Most of the houses I work on here in Southern California have few if any accessible design features. For a homeowner who uses a wheelchair, even a single step at the entry is a serious impediment. Over the last several years, I’ve put my welding skills to good use building access ramps out of readily available steel parts. The ramps are strong and secure but can be made smaller and less noticeable than a wood ramp and are easy to dismantle if needed.
I learned to weld while working as a farrier years ago, plus I had some vocational training. If you’ve never welded, consider taking a course; with hands-on training, you can pick up the basics in as little as six months.
As for equipment, you probably already own a hammer drill and the assorted hand tools you’ll need. You’ll also need a welder, a cutoff saw with an abrasive wheel designed for cutting steel, and a hand-held grinder. For welding, I use a Weld-Pak from Lincoln Electric that runs about $500 new; it uses a “flux core” welding electrode that eliminates the need for a shielding gas. (Translation: It’s an easy-to-use, very portable machine.)
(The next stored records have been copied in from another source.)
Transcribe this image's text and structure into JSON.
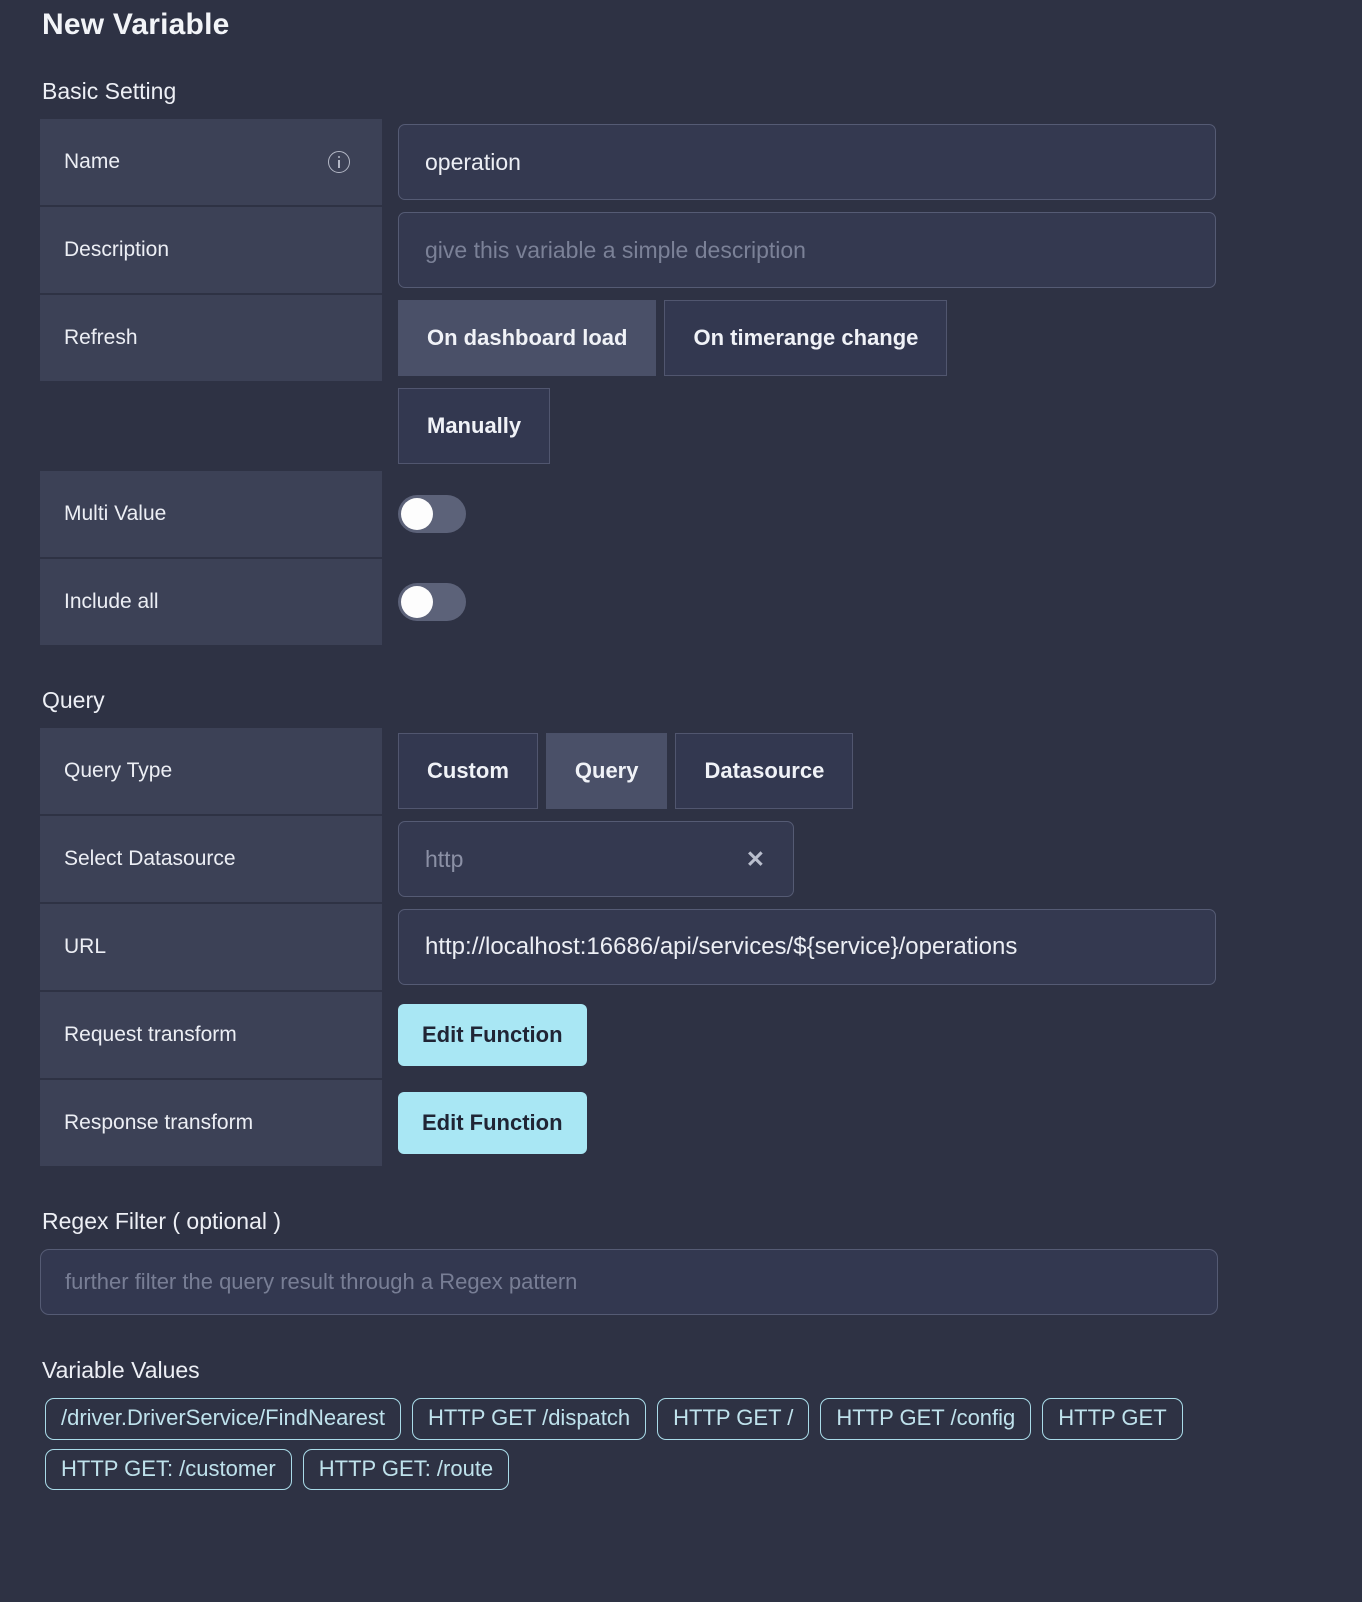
{
  "page": {
    "title": "New Variable"
  },
  "basic": {
    "section_title": "Basic Setting",
    "name": {
      "label": "Name",
      "info_icon": "info-icon",
      "value": "operation"
    },
    "description": {
      "label": "Description",
      "value": "",
      "placeholder": "give this variable a simple description"
    },
    "refresh": {
      "label": "Refresh",
      "options": [
        "On dashboard load",
        "On timerange change",
        "Manually"
      ],
      "selected": "On dashboard load"
    },
    "multi_value": {
      "label": "Multi Value",
      "enabled": false
    },
    "include_all": {
      "label": "Include all",
      "enabled": false
    }
  },
  "query": {
    "section_title": "Query",
    "query_type": {
      "label": "Query Type",
      "options": [
        "Custom",
        "Query",
        "Datasource"
      ],
      "selected": "Query"
    },
    "select_datasource": {
      "label": "Select Datasource",
      "value": "http",
      "clear_icon": "close-x-icon"
    },
    "url": {
      "label": "URL",
      "value": "http://localhost:16686/api/services/${service}/operations"
    },
    "request_transform": {
      "label": "Request transform",
      "button": "Edit Function"
    },
    "response_transform": {
      "label": "Response transform",
      "button": "Edit Function"
    }
  },
  "regex": {
    "section_title": "Regex Filter ( optional )",
    "value": "",
    "placeholder": "further filter the query result through a Regex pattern"
  },
  "variable_values": {
    "section_title": "Variable Values",
    "tags": [
      "/driver.DriverService/FindNearest",
      "HTTP GET /dispatch",
      "HTTP GET /",
      "HTTP GET /config",
      "HTTP GET",
      "HTTP GET: /customer",
      "HTTP GET: /route"
    ]
  },
  "colors": {
    "background": "#2e3244",
    "label_cell": "#3c4156",
    "input_bg": "#343950",
    "input_border": "#555b74",
    "selected_tab": "#4a5068",
    "accent_button": "#a9e7f4",
    "tag_border": "#a9dbe8",
    "tag_text": "#bfe2ec"
  }
}
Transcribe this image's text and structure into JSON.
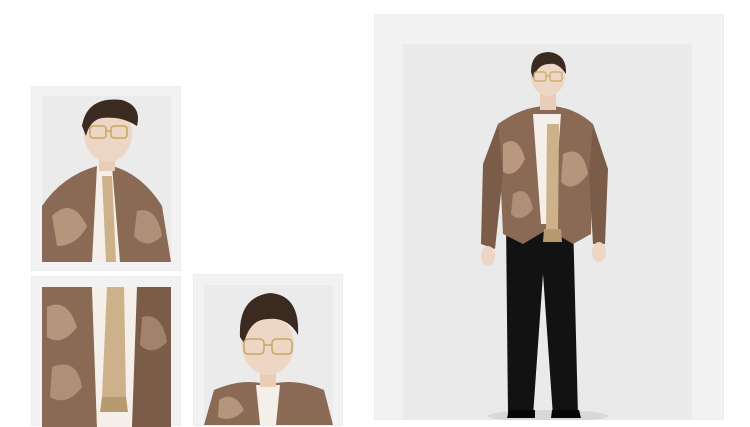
{
  "photos": [
    {
      "subject": "polaroid-portrait-top-left"
    },
    {
      "subject": "polaroid-jacket-detail-bottom-left"
    },
    {
      "subject": "polaroid-portrait-bottom-center"
    },
    {
      "subject": "full-length-look-right"
    }
  ],
  "colors": {
    "background": "#ffffff",
    "frame": "#f2f2f2",
    "photo_backdrop": "#e9e9e9",
    "jacket_bronze": "#8a6a55",
    "jacket_highlight": "#c9a88f",
    "shirt": "#f4efe8",
    "scarf": "#cdb18a",
    "hair": "#3b2a20",
    "trousers": "#121212"
  }
}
For public buildings, ramps have to meet ADA regulations; residential ramp design can be a little more flexible, but I try to follow the basics. In particular, I resist building ramps with slopes greater than 1/12, even though the ramp usually extends farther than the client anticipated. While a ramp used exclusively for walking can be a bit steeper, try maneuvering up or down in a wheelchair without using your legs, and you’ll see the wisdom of the nearly flat slope. I also incorporate a minimum 2-inch lip around the perimeter of the ramp and any attached landings or decks to prevent a wheelchair from rolling off the edge. And handrails are obviously a good idea.
It’s vital to involve clients during layout, to help them visualize the finished project. With my tape, I’ll measure the high point of the ramp, then explain the slope needed — for example, that an 18-inch height requires an 18-foot-long ramp. I then ask the client to hold the tape at the high point while I stretch it out to 18 feet, approximating the position and incline of the ramp. At this point, the client may try to get me to shorten the ramp. Clients have argued that helpers will be pushing the chair, or that they have excellent upper-body strength, or that they have a powered wheelchair. Whatever the rationale, I try not to give in — but if I do cave, I add a disclaimer to the proposal holding them responsible for the changes.
I do the same thing with any feature the client chooses to eliminate, like the lip around the ramp or even the handrails. When clients discover that leaving out these elements was a bad idea, I don’t want to be held responsible for their poor decision.
I always take a look at the condition of the existing concrete around the entry; if it’s in bad shape, it will have to be repaired by a concrete contractor.
I start the building process by precutting as many of the parts as possible, which both speeds the job and makes for a more consistent layout. My ramps may be slightly overbuilt, but the point is to eliminate any bounce or deflection so the client feels secure.
Both ends and crosspieces are cut 3 feet long, then clamped in place, ensuring a consistent ramp width. I typically build my ramps in 8-foot modules, with the end pieces flush and intermediate crosspieces set at 24 inches on-center. After clamping, I check each piece for square, tack weld, and check it again. Once I’m satisfied the entire frame is square, I complete the welds.
Alternating the welds from side to side and top to bottom helps prevent heat distortion. Note the crosspiece in the foreground: That’s the bottom edge of the ramp, made from 1/8-inch-by-2-inch flat bar. It will later be attached to the concrete deck.
I prefabricate legs from angle iron and 3x3 post bases that I get from my steel supplier; they come with 3/8-inch holes in the corners. I set the ramp in place — allowing an offset for the plywood deck to be added later — and clamp the legs in position. Each leg is then marked, cut, and welded. Note the 1/8-inch flat bar at the lower end of the ramp, with its two bases also positioned for welding.
Since not all parts of the ramp will be accessible after installation, I prime and paint it first. After degreasing and prepping (I use ammonia and Jasco Metal Prep for this process), it’s quick work to set the ramp on sawhorses and shoot it with a coat of primer. After lunch, the paint is dry and the ramp ready to install.
I use 3/8-inch-diameter Redhead sleeve anchors for securing the ramp, drilling holes directly into the concrete through the leg bases, typically two per base. After cutting and attaching the 3/4-inch plywood surface with flush-head sheet-metal screws, I mask any surrounding areas as needed and finish the painting. The plywood can later be covered with a seamless length of rubber matting or coated with nonskid paint.
I always recommend a handrail on at least one side, as shown on a similar ramp for another client. To fabricate the rail, I just extend two legs 36 inches above the finished deck height and weld a 1 1/2-inch-diameter capped pipe on top. (My steel distributor sells half-sphere rail caps ideal for this purpose.) For some reason, clients will occasionally demand a ramp without a handrail. In those cases, I insist on a waiver of liability.
Leland Stone provides handyman services in La Mirada, Calif.